The new calendar and comments from both the WRC promotor and the FIA suggest that event rotation will become part of future calendar decisions. And very shortly after the 2020 calendar was released Rally Australia officials issued a press release saying it was included on the draft calendar for 2021.
Now that Kiwi rally fans have had a couple of days to celebrate, it’s worth considering what a modern WRC event on New Zealand roads might look like.
New Zealand most recently hosted the WRC in 2012 when Frenchman Sebastien Loeb claimed his third victory on Kiwi roads. The rally has been run twice since as a national event with Hayden Paddon taking victory on both occasions.
Two years ago, there were plans for a Tauranga-based WRC event and a mooted return to the demanding Motu stage near Opotiki.
With significant funding for the 2020 rally coming from the ATEED (Auckland Tourism, Events and Economic Development) agency, I’m expecting the Rally New Zealand route to have a closer focus on the Auckland region than has been the case in previous years.
A good place to start when considering the route options is to look back at the last WRC Rally of New Zealand. The 2012 event was typical of the era with 414km of special stage competition.

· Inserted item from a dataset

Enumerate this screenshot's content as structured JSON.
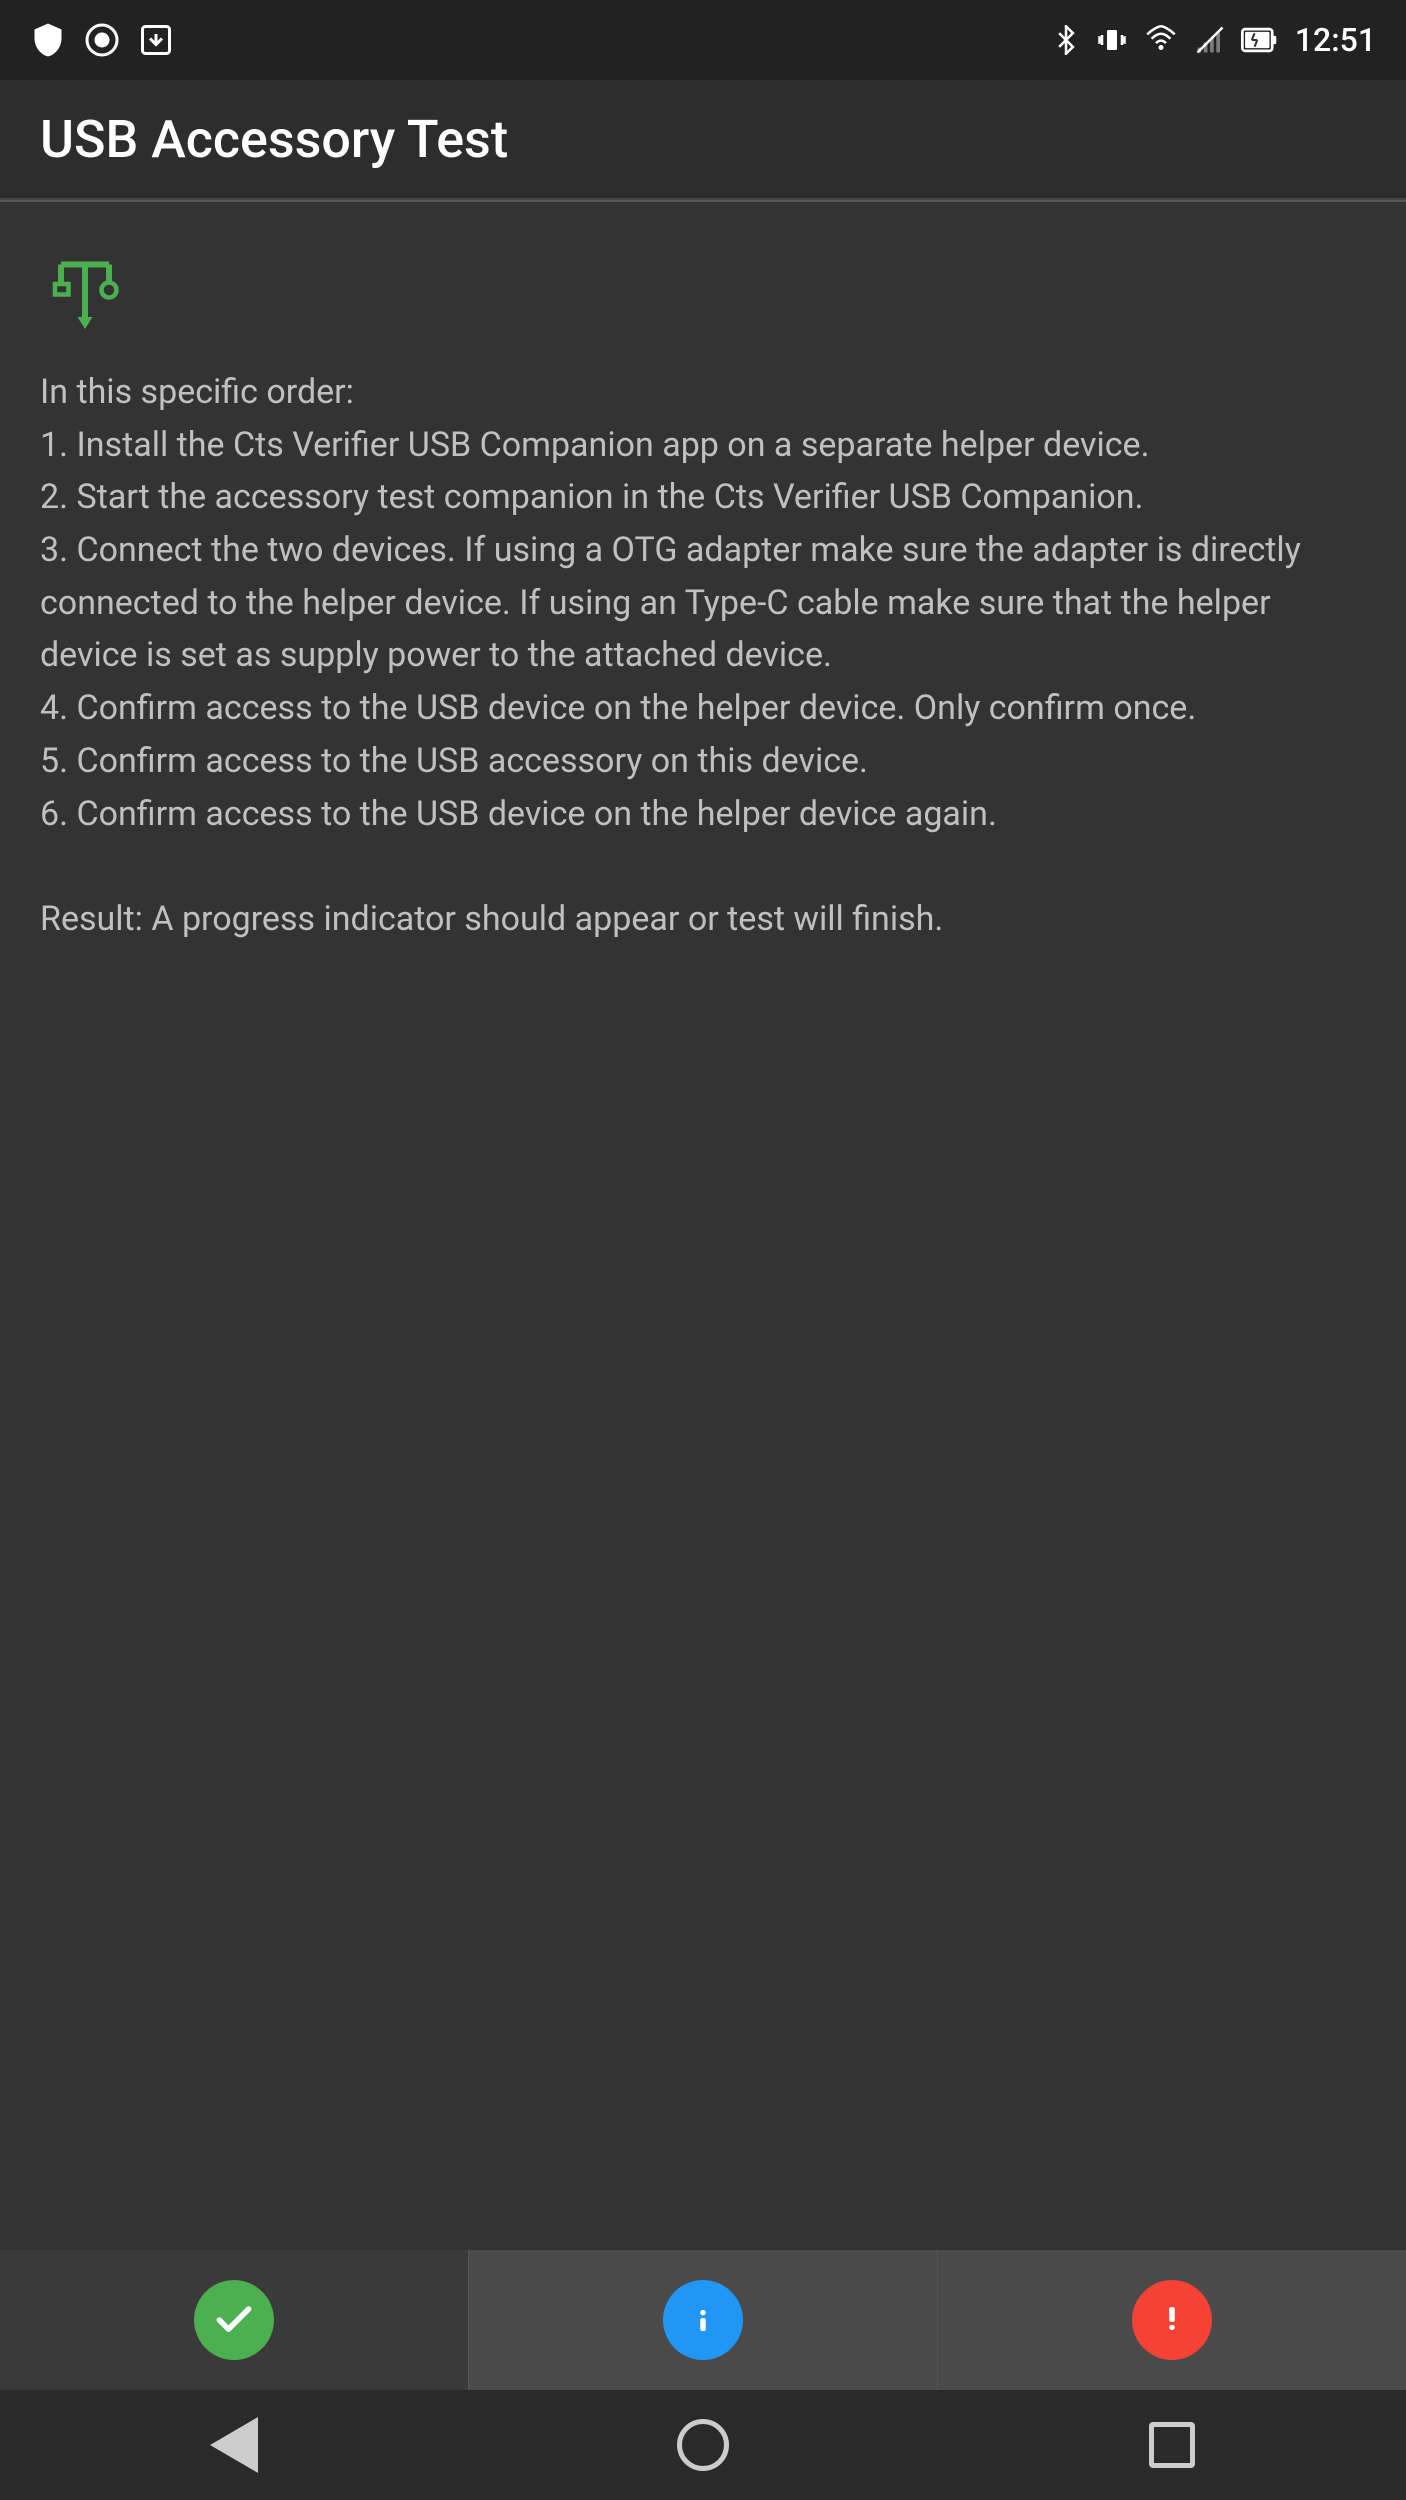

Next year’s rally will be shorter - in the vicinity of three-quarters of the stage distance that was contested in 2012.
Most rallies on the 2019 WRC calendar offer about 310-320km of competition with the tarmac Monte Carlo, Corsica and Germany events being a little longer. So, expect a shorter Rally of New Zealand in 2020 – at the most with about 330km of special stages.
The opening day in 2012 went to Raglan and Te Akau with a remote service at the Raglan airfield. There was 209km of competition that day but some of the Te Akau roads have been sealed since then.
Repeating the route of the 2018 Raglan Coast national event would give about 172km of competition - more than half of the distance needed for the 2020 event. And the rugged Whaanga Coast road provides postcard scenery for the worldwide TV audience.
Where would be remaining 140-160km be found? The modern WRC format is for 35-60km of Sunday rallying so if Friday turns out to be a long day near Raglan it leaves about 100km of stages needed for the Saturday.
The 2012 event headed as far north as a service at Whangarei on Saturday. That seems an unlikely destination with a reduced stage distance required in 2020 and if a "Rally New Zealand route to have a closer focus on the Auckland regionremote’’ service is part of the Raglan leg.
Something similar to the final day of 2012 - that was based to the north near Puhoi - is feasible or the rally could move back to roads in the Port Waikato area that were last used in 2010.
There’s an intriguing possibility that could take rally competitors into some new terrain. About 15 years ago a provisional itinerary for Rally New Zealand included a special stage called Mangatawhiri.
It wasn’t used on the rally but the stage would have raced through roads in Auckland’s Hunua catchment area. And from there it’s only a short hop across to the Maramarua Forest.
Stages in that locality - or even closer to the city in the Whitford Forest – might be included in the 2020 route to provide an increased Auckland focus.
Another modern rally requirement is a Sunday ``Power Stage’’ suitable for live TV and not requiring a long touring stage to the ceremonial finish. In 2012 the Burnside-Wech Access Rd near Makarau provided a 7.3km Power Stage contest.
And away from high-speed gravel competition an Auckland-based event will need a service park location that minimises the chance of the rally being delayed by motorway congestion.